I’ve been on the outskirts of the CloudFoundry (CF) universe from the dawn of the project (it’s a little remembered fact that there was a 2011 Crowbar install of CloudFoundry.
Progress and investment have been substantial and, happily, organic. Like many platforms, it’s success relies on a reasonable balance between strong opinions about “right” patterns and enough flexibility to accommodate exceptions.
From a well patterned foundation, development teams find acceleration. This seems to be helping CloudFoundry win some high-profile enterprise adopters.
The interesting challenge ahead of the project comes from building more complex autonomous deployments. With the challenge of horizontal scale of arguably behind them, CF users are starting to build more complex architectures. This includes dynamic provisioning of the providers (like data bases, object stores and other persistent adjacent services) and connecting to containerized “micro-services.” (see Matt Stine’s preso)
While this is a natural evolution, it adds an order of magnitude more complexity because the contracts between previously isolated layers are suddenly not reliable.
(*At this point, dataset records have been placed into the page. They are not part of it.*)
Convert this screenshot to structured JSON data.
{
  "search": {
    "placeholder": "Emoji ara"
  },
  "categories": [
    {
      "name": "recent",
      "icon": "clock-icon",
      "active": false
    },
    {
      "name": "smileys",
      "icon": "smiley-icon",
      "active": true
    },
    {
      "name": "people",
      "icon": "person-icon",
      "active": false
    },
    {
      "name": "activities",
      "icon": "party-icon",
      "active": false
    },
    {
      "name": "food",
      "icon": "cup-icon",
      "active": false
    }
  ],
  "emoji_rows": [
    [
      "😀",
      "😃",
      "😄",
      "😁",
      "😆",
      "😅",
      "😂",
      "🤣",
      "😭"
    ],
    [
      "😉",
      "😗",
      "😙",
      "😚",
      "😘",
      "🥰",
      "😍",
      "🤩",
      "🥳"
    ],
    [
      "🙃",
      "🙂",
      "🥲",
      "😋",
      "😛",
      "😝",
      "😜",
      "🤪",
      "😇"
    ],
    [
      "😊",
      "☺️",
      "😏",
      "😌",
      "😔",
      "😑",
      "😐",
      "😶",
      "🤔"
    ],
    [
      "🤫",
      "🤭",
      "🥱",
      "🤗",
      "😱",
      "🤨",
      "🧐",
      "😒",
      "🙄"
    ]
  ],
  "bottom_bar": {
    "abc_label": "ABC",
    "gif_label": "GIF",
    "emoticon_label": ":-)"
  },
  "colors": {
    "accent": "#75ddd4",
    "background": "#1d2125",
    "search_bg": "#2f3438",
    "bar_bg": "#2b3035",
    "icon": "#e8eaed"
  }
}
For example, what happens to a CF deployment when the database provider is field upgraded to a new version. That could introduce breaking changes in dependent applications that are completely opaque to the data provider. These are hard problems to solve.
Happily, that’s exactly the discussions that we’re starting to have with container orchestration systems. It’s also part of the dialog that I’ve been trying to drive with Functional Operations (FuncOps Preso) on the physical automation side. I’m optimistic that CloudFoundry patterns will help make this problem more tractable.